(Data records for software interfaces)
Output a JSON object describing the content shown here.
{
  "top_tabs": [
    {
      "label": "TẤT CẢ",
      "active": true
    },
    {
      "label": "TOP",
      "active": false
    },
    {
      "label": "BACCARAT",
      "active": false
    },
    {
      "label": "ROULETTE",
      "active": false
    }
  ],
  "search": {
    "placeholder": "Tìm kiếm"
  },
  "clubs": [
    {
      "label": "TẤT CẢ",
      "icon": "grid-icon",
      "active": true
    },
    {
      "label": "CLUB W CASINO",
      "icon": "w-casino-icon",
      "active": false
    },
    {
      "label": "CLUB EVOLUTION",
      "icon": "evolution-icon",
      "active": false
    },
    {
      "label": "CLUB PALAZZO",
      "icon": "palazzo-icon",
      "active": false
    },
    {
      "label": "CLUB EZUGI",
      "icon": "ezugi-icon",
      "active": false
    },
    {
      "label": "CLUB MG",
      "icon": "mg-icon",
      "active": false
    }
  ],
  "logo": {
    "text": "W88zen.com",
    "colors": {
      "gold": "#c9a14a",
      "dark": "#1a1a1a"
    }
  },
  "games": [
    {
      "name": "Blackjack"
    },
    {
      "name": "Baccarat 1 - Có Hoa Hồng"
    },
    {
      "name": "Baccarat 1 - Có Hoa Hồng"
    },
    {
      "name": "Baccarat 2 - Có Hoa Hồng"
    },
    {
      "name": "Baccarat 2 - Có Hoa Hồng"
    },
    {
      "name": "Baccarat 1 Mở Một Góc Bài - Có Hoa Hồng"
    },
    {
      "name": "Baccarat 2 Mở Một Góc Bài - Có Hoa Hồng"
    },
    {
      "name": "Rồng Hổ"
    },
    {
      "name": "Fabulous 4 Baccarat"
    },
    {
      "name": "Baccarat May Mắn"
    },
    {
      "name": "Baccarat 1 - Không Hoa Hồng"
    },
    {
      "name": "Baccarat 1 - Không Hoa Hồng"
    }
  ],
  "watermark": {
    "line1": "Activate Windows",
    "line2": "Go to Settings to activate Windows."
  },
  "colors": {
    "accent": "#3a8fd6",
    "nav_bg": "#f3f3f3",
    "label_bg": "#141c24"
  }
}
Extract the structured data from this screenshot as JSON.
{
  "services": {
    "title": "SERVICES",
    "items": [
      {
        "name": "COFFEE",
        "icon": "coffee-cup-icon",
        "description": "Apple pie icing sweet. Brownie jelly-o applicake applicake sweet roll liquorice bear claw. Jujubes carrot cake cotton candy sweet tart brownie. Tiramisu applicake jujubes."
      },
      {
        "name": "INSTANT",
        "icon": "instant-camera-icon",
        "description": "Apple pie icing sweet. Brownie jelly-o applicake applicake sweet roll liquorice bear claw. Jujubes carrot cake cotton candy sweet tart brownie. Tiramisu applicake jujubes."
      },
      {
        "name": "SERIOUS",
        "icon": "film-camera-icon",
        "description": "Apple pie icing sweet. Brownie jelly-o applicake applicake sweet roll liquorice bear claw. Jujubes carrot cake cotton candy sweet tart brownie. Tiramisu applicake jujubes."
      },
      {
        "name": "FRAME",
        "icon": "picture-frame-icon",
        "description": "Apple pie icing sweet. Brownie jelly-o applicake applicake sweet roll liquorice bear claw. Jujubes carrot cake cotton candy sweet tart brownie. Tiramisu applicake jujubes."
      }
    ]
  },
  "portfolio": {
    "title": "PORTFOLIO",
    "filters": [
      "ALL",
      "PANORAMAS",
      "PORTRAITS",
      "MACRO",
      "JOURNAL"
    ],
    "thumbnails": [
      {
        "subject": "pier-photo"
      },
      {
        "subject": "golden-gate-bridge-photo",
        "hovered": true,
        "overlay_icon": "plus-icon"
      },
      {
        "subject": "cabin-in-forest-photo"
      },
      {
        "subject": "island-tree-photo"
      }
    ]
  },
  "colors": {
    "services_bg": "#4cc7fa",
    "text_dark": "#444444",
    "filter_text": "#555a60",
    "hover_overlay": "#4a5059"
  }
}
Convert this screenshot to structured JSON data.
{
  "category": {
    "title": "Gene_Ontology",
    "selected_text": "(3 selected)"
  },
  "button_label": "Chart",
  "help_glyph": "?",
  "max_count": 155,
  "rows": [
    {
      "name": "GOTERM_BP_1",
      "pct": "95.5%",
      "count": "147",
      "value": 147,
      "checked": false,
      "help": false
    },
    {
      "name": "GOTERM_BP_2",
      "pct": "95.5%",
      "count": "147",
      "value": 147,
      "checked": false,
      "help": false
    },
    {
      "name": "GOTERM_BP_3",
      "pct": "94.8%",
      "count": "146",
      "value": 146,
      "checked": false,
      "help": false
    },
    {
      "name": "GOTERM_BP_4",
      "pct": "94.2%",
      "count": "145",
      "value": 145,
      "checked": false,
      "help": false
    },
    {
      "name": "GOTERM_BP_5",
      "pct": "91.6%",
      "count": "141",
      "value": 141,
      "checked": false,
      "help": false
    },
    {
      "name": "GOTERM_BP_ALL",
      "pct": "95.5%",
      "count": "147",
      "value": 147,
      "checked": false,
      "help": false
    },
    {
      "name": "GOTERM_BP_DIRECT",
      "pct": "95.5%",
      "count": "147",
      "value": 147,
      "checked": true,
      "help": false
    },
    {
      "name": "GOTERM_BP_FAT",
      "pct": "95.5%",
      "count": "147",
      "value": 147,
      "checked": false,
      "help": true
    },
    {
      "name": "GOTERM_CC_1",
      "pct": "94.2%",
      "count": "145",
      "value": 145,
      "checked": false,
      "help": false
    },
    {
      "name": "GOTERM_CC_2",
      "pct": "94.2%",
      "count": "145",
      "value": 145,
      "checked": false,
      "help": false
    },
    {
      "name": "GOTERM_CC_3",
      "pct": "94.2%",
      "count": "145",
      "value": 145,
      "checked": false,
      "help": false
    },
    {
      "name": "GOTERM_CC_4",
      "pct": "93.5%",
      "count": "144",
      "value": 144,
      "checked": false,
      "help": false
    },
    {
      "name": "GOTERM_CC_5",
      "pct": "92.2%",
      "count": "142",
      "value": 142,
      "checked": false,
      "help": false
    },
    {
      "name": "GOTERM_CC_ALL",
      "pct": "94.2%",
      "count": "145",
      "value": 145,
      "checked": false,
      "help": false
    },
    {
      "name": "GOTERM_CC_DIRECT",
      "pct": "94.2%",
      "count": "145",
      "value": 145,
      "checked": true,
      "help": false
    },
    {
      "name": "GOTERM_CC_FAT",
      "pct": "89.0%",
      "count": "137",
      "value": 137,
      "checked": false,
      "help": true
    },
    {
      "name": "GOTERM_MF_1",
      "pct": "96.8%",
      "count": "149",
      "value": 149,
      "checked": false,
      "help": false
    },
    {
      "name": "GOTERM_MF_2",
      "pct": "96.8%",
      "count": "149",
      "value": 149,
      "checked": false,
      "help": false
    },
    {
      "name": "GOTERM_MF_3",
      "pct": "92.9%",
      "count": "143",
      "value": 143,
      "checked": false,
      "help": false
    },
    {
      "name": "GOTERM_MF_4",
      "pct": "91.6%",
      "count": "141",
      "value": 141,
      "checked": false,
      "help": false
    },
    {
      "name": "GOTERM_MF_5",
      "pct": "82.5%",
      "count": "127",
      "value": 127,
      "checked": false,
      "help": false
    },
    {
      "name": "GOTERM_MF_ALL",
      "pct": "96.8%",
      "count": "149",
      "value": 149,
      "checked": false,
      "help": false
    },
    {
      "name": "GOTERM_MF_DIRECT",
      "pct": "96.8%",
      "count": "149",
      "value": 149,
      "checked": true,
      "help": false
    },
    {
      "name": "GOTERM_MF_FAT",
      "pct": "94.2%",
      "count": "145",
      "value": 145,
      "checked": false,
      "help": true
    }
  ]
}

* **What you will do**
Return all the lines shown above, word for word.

* **Answer section**
Output a JSON object describing the content shown here.
{
  "top_tabs": [
    {
      "label": "TẤT CẢ",
      "active": true
    },
    {
      "label": "TOP",
      "active": false
    },
    {
      "label": "BACCARAT",
      "active": false
    },
    {
      "label": "ROULETTE",
      "active": false
    }
  ],
  "search": {
    "placeholder": "Tìm kiếm"
  },
  "clubs": [
    {
      "label": "TẤT CẢ",
      "icon": "grid-icon",
      "active": true
    },
    {
      "label": "CLUB W CASINO",
      "icon": "w-casino-icon",
      "active": false
    },
    {
      "label": "CLUB EVOLUTION",
      "icon": "evolution-icon",
      "active": false
    },
    {
      "label": "CLUB PALAZZO",
      "icon": "palazzo-icon",
      "active": false
    },
    {
      "label": "CLUB EZUGI",
      "icon": "ezugi-icon",
      "active": false
    },
    {
      "label": "CLUB MG",
      "icon": "mg-icon",
      "active": false
    }
  ],
  "logo": {
    "text": "W88zen.com",
    "colors": {
      "gold": "#c9a14a",
      "dark": "#1a1a1a"
    }
  },
  "games": [
    {
      "name": "Blackjack"
    },
    {
      "name": "Baccarat 1 - Có Hoa Hồng"
    },
    {
      "name": "Baccarat 1 - Có Hoa Hồng"
    },
    {
      "name": "Baccarat 2 - Có Hoa Hồng"
    },
    {
      "name": "Baccarat 2 - Có Hoa Hồng"
    },
    {
      "name": "Baccarat 1 Mở Một Góc Bài - Có Hoa Hồng"
    },
    {
      "name": "Baccarat 2 Mở Một Góc Bài - Có Hoa Hồng"
    },
    {
      "name": "Rồng Hổ"
    },
    {
      "name": "Fabulous 4 Baccarat"
    },
    {
      "name": "Baccarat May Mắn"
    },
    {
      "name": "Baccarat 1 - Không Hoa Hồng"
    },
    {
      "name": "Baccarat 1 - Không Hoa Hồng"
    }
  ],
  "watermark": {
    "line1": "Activate Windows",
    "line2": "Go to Settings to activate Windows."
  },
  "colors": {
    "accent": "#3a8fd6",
    "nav_bg": "#f3f3f3",
    "label_bg": "#141c24"
  }
}
Extract the structured data from this screenshot as JSON.
{
  "services": {
    "title": "SERVICES",
    "items": [
      {
        "name": "COFFEE",
        "icon": "coffee-cup-icon",
        "description": "Apple pie icing sweet. Brownie jelly-o applicake applicake sweet roll liquorice bear claw. Jujubes carrot cake cotton candy sweet tart brownie. Tiramisu applicake jujubes."
      },
      {
        "name": "INSTANT",
        "icon": "instant-camera-icon",
        "description": "Apple pie icing sweet. Brownie jelly-o applicake applicake sweet roll liquorice bear claw. Jujubes carrot cake cotton candy sweet tart brownie. Tiramisu applicake jujubes."
      },
      {
        "name": "SERIOUS",
        "icon": "film-camera-icon",
        "description": "Apple pie icing sweet. Brownie jelly-o applicake applicake sweet roll liquorice bear claw. Jujubes carrot cake cotton candy sweet tart brownie. Tiramisu applicake jujubes."
      },
      {
        "name": "FRAME",
        "icon": "picture-frame-icon",
        "description": "Apple pie icing sweet. Brownie jelly-o applicake applicake sweet roll liquorice bear claw. Jujubes carrot cake cotton candy sweet tart brownie. Tiramisu applicake jujubes."
      }
    ]
  },
  "portfolio": {
    "title": "PORTFOLIO",
    "filters": [
      "ALL",
      "PANORAMAS",
      "PORTRAITS",
      "MACRO",
      "JOURNAL"
    ],
    "thumbnails": [
      {
        "subject": "pier-photo"
      },
      {
        "subject": "golden-gate-bridge-photo",
        "hovered": true,
        "overlay_icon": "plus-icon"
      },
      {
        "subject": "cabin-in-forest-photo"
      },
      {
        "subject": "island-tree-photo"
      }
    ]
  },
  "colors": {
    "services_bg": "#4cc7fa",
    "text_dark": "#444444",
    "filter_text": "#555a60",
    "hover_overlay": "#4a5059"
  }
}
Convert this screenshot to structured JSON data.
{
  "category": {
    "title": "Gene_Ontology",
    "selected_text": "(3 selected)"
  },
  "button_label": "Chart",
  "help_glyph": "?",
  "max_count": 155,
  "rows": [
    {
      "name": "GOTERM_BP_1",
      "pct": "95.5%",
      "count": "147",
      "value": 147,
      "checked": false,
      "help": false
    },
    {
      "name": "GOTERM_BP_2",
      "pct": "95.5%",
      "count": "147",
      "value": 147,
      "checked": false,
      "help": false
    },
    {
      "name": "GOTERM_BP_3",
      "pct": "94.8%",
      "count": "146",
      "value": 146,
      "checked": false,
      "help": false
    },
    {
      "name": "GOTERM_BP_4",
      "pct": "94.2%",
      "count": "145",
      "value": 145,
      "checked": false,
      "help": false
    },
    {
      "name": "GOTERM_BP_5",
      "pct": "91.6%",
      "count": "141",
      "value": 141,
      "checked": false,
      "help": false
    },
    {
      "name": "GOTERM_BP_ALL",
      "pct": "95.5%",
      "count": "147",
      "value": 147,
      "checked": false,
      "help": false
    },
    {
      "name": "GOTERM_BP_DIRECT",
      "pct": "95.5%",
      "count": "147",
      "value": 147,
      "checked": true,
      "help": false
    },
    {
      "name": "GOTERM_BP_FAT",
      "pct": "95.5%",
      "count": "147",
      "value": 147,
      "checked": false,
      "help": true
    },
    {
      "name": "GOTERM_CC_1",
      "pct": "94.2%",
      "count": "145",
      "value": 145,
      "checked": false,
      "help": false
    },
    {
      "name": "GOTERM_CC_2",
      "pct": "94.2%",
      "count": "145",
      "value": 145,
      "checked": false,
      "help": false
    },
    {
      "name": "GOTERM_CC_3",
      "pct": "94.2%",
      "count": "145",
      "value": 145,
      "checked": false,
      "help": false
    },
    {
      "name": "GOTERM_CC_4",
      "pct": "93.5%",
      "count": "144",
      "value": 144,
      "checked": false,
      "help": false
    },
    {
      "name": "GOTERM_CC_5",
      "pct": "92.2%",
      "count": "142",
      "value": 142,
      "checked": false,
      "help": false
    },
    {
      "name": "GOTERM_CC_ALL",
      "pct": "94.2%",
      "count": "145",
      "value": 145,
      "checked": false,
      "help": false
    },
    {
      "name": "GOTERM_CC_DIRECT",
      "pct": "94.2%",
      "count": "145",
      "value": 145,
      "checked": true,
      "help": false
    },
    {
      "name": "GOTERM_CC_FAT",
      "pct": "89.0%",
      "count": "137",
      "value": 137,
      "checked": false,
      "help": true
    },
    {
      "name": "GOTERM_MF_1",
      "pct": "96.8%",
      "count": "149",
      "value": 149,
      "checked": false,
      "help": false
    },
    {
      "name": "GOTERM_MF_2",
      "pct": "96.8%",
      "count": "149",
      "value": 149,
      "checked": false,
      "help": false
    },
    {
      "name": "GOTERM_MF_3",
      "pct": "92.9%",
      "count": "143",
      "value": 143,
      "checked": false,
      "help": false
    },
    {
      "name": "GOTERM_MF_4",
      "pct": "91.6%",
      "count": "141",
      "value": 141,
      "checked": false,
      "help": false
    },
    {
      "name": "GOTERM_MF_5",
      "pct": "82.5%",
      "count": "127",
      "value": 127,
      "checked": false,
      "help": false
    },
    {
      "name": "GOTERM_MF_ALL",
      "pct": "96.8%",
      "count": "149",
      "value": 149,
      "checked": false,
      "help": false
    },
    {
      "name": "GOTERM_MF_DIRECT",
      "pct": "96.8%",
      "count": "149",
      "value": 149,
      "checked": true,
      "help": false
    },
    {
      "name": "GOTERM_MF_FAT",
      "pct": "94.2%",
      "count": "145",
      "value": 145,
      "checked": false,
      "help": true
    }
  ]
}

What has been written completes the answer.